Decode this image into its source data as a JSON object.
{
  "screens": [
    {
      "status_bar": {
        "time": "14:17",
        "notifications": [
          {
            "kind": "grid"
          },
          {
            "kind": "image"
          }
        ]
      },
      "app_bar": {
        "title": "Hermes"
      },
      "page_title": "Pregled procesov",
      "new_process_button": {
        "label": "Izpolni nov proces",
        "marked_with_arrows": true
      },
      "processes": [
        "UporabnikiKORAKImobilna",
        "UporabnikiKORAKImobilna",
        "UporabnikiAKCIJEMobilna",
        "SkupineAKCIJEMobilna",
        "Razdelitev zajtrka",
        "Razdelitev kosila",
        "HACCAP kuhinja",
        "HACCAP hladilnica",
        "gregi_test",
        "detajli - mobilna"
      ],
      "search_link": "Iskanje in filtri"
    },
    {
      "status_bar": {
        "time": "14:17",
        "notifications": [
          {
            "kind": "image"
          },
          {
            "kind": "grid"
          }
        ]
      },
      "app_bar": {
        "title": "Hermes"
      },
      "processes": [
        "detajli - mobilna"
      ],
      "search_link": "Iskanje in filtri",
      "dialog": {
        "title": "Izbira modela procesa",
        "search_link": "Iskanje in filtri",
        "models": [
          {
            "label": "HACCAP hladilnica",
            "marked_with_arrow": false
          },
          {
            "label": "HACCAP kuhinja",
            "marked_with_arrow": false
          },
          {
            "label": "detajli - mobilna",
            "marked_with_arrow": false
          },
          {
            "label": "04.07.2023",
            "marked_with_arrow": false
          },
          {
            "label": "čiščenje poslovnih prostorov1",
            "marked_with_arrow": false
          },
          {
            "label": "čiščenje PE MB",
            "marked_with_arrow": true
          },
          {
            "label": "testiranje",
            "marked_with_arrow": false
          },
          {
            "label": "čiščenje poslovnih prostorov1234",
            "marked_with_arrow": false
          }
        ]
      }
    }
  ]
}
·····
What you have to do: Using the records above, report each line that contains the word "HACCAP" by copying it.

Result of the exercise:
        "HACCAP kuhinja",
        "HACCAP hladilnica",
            "label": "HACCAP hladilnica",
            "label": "HACCAP kuhinja",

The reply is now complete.